[Dataset rows describing interfaces]
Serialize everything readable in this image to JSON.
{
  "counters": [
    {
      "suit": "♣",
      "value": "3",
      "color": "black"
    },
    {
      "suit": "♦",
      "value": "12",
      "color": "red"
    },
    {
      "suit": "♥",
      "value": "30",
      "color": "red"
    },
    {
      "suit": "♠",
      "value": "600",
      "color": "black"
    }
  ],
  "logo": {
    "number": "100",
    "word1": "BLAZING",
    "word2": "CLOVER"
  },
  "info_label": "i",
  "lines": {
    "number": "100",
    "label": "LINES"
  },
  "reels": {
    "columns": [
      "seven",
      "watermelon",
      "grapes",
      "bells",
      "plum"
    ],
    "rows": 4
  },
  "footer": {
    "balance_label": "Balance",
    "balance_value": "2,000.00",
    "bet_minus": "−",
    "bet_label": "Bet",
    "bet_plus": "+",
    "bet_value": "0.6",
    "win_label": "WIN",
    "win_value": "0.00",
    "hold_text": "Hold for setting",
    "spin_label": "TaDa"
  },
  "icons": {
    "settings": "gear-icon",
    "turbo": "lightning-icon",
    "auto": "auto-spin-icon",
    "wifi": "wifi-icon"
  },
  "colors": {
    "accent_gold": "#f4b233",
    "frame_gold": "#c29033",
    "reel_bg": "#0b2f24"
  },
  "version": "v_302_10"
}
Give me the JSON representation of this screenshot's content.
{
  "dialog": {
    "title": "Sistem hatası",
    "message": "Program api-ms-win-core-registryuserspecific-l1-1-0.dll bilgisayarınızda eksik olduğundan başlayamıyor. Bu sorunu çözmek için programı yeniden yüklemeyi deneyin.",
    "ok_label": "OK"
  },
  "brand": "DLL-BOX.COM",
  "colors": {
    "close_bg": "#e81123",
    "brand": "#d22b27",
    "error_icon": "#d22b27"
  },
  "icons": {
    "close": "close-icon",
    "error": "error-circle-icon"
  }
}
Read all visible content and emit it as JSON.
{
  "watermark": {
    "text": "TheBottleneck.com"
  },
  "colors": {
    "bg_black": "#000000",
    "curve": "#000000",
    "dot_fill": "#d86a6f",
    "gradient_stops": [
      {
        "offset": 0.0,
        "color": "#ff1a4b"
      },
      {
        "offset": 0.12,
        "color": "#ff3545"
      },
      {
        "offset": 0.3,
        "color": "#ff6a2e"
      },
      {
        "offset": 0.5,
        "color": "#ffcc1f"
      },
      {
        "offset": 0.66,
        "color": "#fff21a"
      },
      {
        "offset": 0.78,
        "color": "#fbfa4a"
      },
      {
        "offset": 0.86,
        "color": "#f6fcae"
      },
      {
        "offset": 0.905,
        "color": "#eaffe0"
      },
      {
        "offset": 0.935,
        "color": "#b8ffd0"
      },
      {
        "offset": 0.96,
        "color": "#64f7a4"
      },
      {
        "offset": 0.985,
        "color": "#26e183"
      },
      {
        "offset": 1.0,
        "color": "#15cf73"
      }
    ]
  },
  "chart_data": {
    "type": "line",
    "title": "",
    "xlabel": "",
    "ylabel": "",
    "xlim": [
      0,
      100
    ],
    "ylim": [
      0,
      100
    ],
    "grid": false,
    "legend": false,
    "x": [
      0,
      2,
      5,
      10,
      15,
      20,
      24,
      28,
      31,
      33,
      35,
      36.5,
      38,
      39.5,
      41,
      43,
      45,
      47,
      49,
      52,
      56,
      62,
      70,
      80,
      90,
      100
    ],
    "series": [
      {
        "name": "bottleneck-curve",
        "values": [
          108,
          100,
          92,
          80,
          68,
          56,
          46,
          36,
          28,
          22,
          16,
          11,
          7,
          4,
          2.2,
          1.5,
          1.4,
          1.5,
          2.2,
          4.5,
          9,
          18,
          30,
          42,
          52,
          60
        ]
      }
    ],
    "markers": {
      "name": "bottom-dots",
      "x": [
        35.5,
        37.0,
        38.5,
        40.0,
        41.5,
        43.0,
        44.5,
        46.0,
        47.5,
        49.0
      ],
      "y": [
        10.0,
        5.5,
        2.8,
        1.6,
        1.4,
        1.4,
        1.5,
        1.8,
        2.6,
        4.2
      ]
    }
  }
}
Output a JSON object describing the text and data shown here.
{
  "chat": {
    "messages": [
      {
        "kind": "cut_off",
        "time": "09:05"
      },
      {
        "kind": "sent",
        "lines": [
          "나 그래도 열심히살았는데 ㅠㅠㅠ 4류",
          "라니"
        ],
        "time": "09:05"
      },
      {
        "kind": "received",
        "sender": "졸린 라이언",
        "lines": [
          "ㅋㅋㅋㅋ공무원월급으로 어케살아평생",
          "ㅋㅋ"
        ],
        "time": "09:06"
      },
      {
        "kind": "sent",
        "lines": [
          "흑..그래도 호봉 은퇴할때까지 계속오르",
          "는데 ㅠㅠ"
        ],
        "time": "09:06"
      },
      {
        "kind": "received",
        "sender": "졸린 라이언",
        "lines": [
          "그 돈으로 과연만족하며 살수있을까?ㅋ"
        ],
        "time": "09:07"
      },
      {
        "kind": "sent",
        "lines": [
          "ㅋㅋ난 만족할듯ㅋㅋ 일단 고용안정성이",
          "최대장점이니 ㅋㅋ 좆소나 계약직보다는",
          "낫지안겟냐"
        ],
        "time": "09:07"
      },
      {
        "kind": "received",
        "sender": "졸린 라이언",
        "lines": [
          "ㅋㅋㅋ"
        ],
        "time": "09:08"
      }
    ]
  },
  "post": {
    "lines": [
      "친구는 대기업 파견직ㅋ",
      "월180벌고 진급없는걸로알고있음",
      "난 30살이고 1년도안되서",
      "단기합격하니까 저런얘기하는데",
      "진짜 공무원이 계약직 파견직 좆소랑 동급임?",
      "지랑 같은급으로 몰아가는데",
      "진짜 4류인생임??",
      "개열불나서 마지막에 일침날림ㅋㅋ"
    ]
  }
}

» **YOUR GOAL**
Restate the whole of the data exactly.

» **COMPLETED TASK**
Serialize everything readable in this image to JSON.
{
  "counters": [
    {
      "suit": "♣",
      "value": "3",
      "color": "black"
    },
    {
      "suit": "♦",
      "value": "12",
      "color": "red"
    },
    {
      "suit": "♥",
      "value": "30",
      "color": "red"
    },
    {
      "suit": "♠",
      "value": "600",
      "color": "black"
    }
  ],
  "logo": {
    "number": "100",
    "word1": "BLAZING",
    "word2": "CLOVER"
  },
  "info_label": "i",
  "lines": {
    "number": "100",
    "label": "LINES"
  },
  "reels": {
    "columns": [
      "seven",
      "watermelon",
      "grapes",
      "bells",
      "plum"
    ],
    "rows": 4
  },
  "footer": {
    "balance_label": "Balance",
    "balance_value": "2,000.00",
    "bet_minus": "−",
    "bet_label": "Bet",
    "bet_plus": "+",
    "bet_value": "0.6",
    "win_label": "WIN",
    "win_value": "0.00",
    "hold_text": "Hold for setting",
    "spin_label": "TaDa"
  },
  "icons": {
    "settings": "gear-icon",
    "turbo": "lightning-icon",
    "auto": "auto-spin-icon",
    "wifi": "wifi-icon"
  },
  "colors": {
    "accent_gold": "#f4b233",
    "frame_gold": "#c29033",
    "reel_bg": "#0b2f24"
  },
  "version": "v_302_10"
}
Give me the JSON representation of this screenshot's content.
{
  "dialog": {
    "title": "Sistem hatası",
    "message": "Program api-ms-win-core-registryuserspecific-l1-1-0.dll bilgisayarınızda eksik olduğundan başlayamıyor. Bu sorunu çözmek için programı yeniden yüklemeyi deneyin.",
    "ok_label": "OK"
  },
  "brand": "DLL-BOX.COM",
  "colors": {
    "close_bg": "#e81123",
    "brand": "#d22b27",
    "error_icon": "#d22b27"
  },
  "icons": {
    "close": "close-icon",
    "error": "error-circle-icon"
  }
}
Read all visible content and emit it as JSON.
{
  "watermark": {
    "text": "TheBottleneck.com"
  },
  "colors": {
    "bg_black": "#000000",
    "curve": "#000000",
    "dot_fill": "#d86a6f",
    "gradient_stops": [
      {
        "offset": 0.0,
        "color": "#ff1a4b"
      },
      {
        "offset": 0.12,
        "color": "#ff3545"
      },
      {
        "offset": 0.3,
        "color": "#ff6a2e"
      },
      {
        "offset": 0.5,
        "color": "#ffcc1f"
      },
      {
        "offset": 0.66,
        "color": "#fff21a"
      },
      {
        "offset": 0.78,
        "color": "#fbfa4a"
      },
      {
        "offset": 0.86,
        "color": "#f6fcae"
      },
      {
        "offset": 0.905,
        "color": "#eaffe0"
      },
      {
        "offset": 0.935,
        "color": "#b8ffd0"
      },
      {
        "offset": 0.96,
        "color": "#64f7a4"
      },
      {
        "offset": 0.985,
        "color": "#26e183"
      },
      {
        "offset": 1.0,
        "color": "#15cf73"
      }
    ]
  },
  "chart_data": {
    "type": "line",
    "title": "",
    "xlabel": "",
    "ylabel": "",
    "xlim": [
      0,
      100
    ],
    "ylim": [
      0,
      100
    ],
    "grid": false,
    "legend": false,
    "x": [
      0,
      2,
      5,
      10,
      15,
      20,
      24,
      28,
      31,
      33,
      35,
      36.5,
      38,
      39.5,
      41,
      43,
      45,
      47,
      49,
      52,
      56,
      62,
      70,
      80,
      90,
      100
    ],
    "series": [
      {
        "name": "bottleneck-curve",
        "values": [
          108,
          100,
          92,
          80,
          68,
          56,
          46,
          36,
          28,
          22,
          16,
          11,
          7,
          4,
          2.2,
          1.5,
          1.4,
          1.5,
          2.2,
          4.5,
          9,
          18,
          30,
          42,
          52,
          60
        ]
      }
    ],
    "markers": {
      "name": "bottom-dots",
      "x": [
        35.5,
        37.0,
        38.5,
        40.0,
        41.5,
        43.0,
        44.5,
        46.0,
        47.5,
        49.0
      ],
      "y": [
        10.0,
        5.5,
        2.8,
        1.6,
        1.4,
        1.4,
        1.5,
        1.8,
        2.6,
        4.2
      ]
    }
  }
}
Output a JSON object describing the text and data shown here.
{
  "chat": {
    "messages": [
      {
        "kind": "cut_off",
        "time": "09:05"
      },
      {
        "kind": "sent",
        "lines": [
          "나 그래도 열심히살았는데 ㅠㅠㅠ 4류",
          "라니"
        ],
        "time": "09:05"
      },
      {
        "kind": "received",
        "sender": "졸린 라이언",
        "lines": [
          "ㅋㅋㅋㅋ공무원월급으로 어케살아평생",
          "ㅋㅋ"
        ],
        "time": "09:06"
      },
      {
        "kind": "sent",
        "lines": [
          "흑..그래도 호봉 은퇴할때까지 계속오르",
          "는데 ㅠㅠ"
        ],
        "time": "09:06"
      },
      {
        "kind": "received",
        "sender": "졸린 라이언",
        "lines": [
          "그 돈으로 과연만족하며 살수있을까?ㅋ"
        ],
        "time": "09:07"
      },
      {
        "kind": "sent",
        "lines": [
          "ㅋㅋ난 만족할듯ㅋㅋ 일단 고용안정성이",
          "최대장점이니 ㅋㅋ 좆소나 계약직보다는",
          "낫지안겟냐"
        ],
        "time": "09:07"
      },
      {
        "kind": "received",
        "sender": "졸린 라이언",
        "lines": [
          "ㅋㅋㅋ"
        ],
        "time": "09:08"
      }
    ]
  },
  "post": {
    "lines": [
      "친구는 대기업 파견직ㅋ",
      "월180벌고 진급없는걸로알고있음",
      "난 30살이고 1년도안되서",
      "단기합격하니까 저런얘기하는데",
      "진짜 공무원이 계약직 파견직 좆소랑 동급임?",
      "지랑 같은급으로 몰아가는데",
      "진짜 4류인생임??",
      "개열불나서 마지막에 일침날림ㅋㅋ"
    ]
  }
}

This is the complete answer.